About this exercise:
Skip the images. Copy the records exactly as written.

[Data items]
▼▼▼

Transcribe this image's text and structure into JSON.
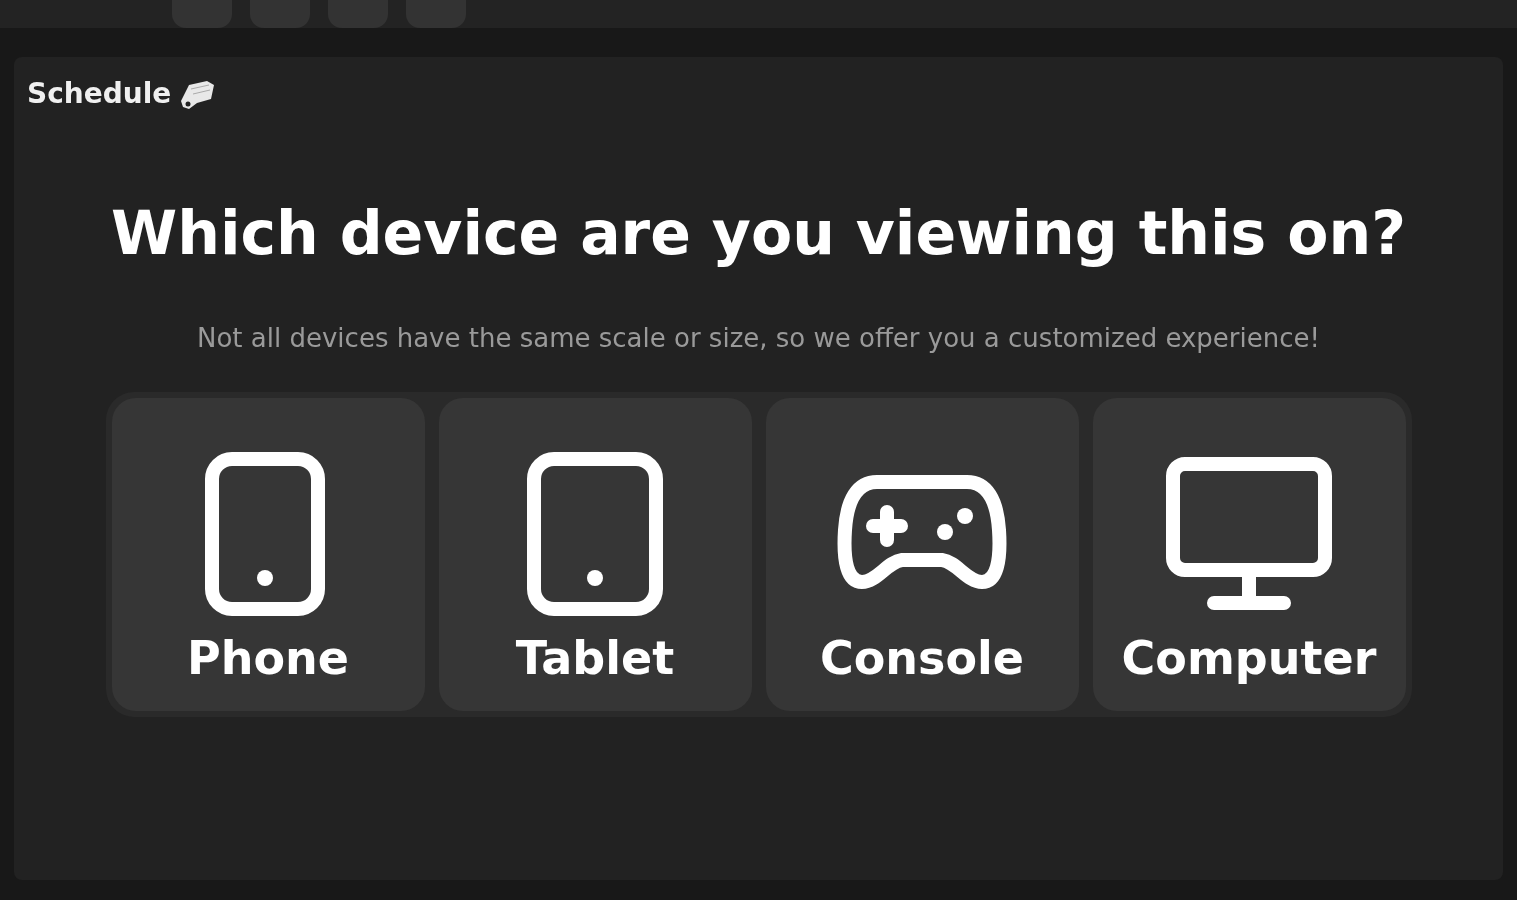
{
  "header": {
    "title": "Schedule"
  },
  "prompt": {
    "heading": "Which device are you viewing this on?",
    "subtitle": "Not all devices have the same scale or size, so we offer you a customized experience!"
  },
  "devices": [
    {
      "kind": "phone",
      "label": "Phone"
    },
    {
      "kind": "tablet",
      "label": "Tablet"
    },
    {
      "kind": "console",
      "label": "Console"
    },
    {
      "kind": "computer",
      "label": "Computer"
    }
  ]
}
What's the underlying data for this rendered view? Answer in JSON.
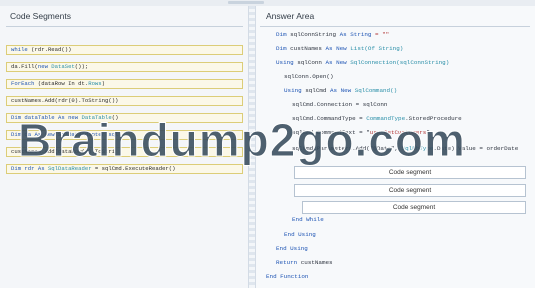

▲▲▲

Result:
Transcribe this image's text and structure into JSON.
{
  "header": {
    "title": "Schedule"
  },
  "prompt": {
    "heading": "Which device are you viewing this on?",
    "subtitle": "Not all devices have the same scale or size, so we offer you a customized experience!"
  },
  "devices": [
    {
      "kind": "phone",
      "label": "Phone"
    },
    {
      "kind": "tablet",
      "label": "Tablet"
    },
    {
      "kind": "console",
      "label": "Console"
    },
    {
      "kind": "computer",
      "label": "Computer"
    }
  ]
}
What's the underlying data for this rendered view? Answer in JSON.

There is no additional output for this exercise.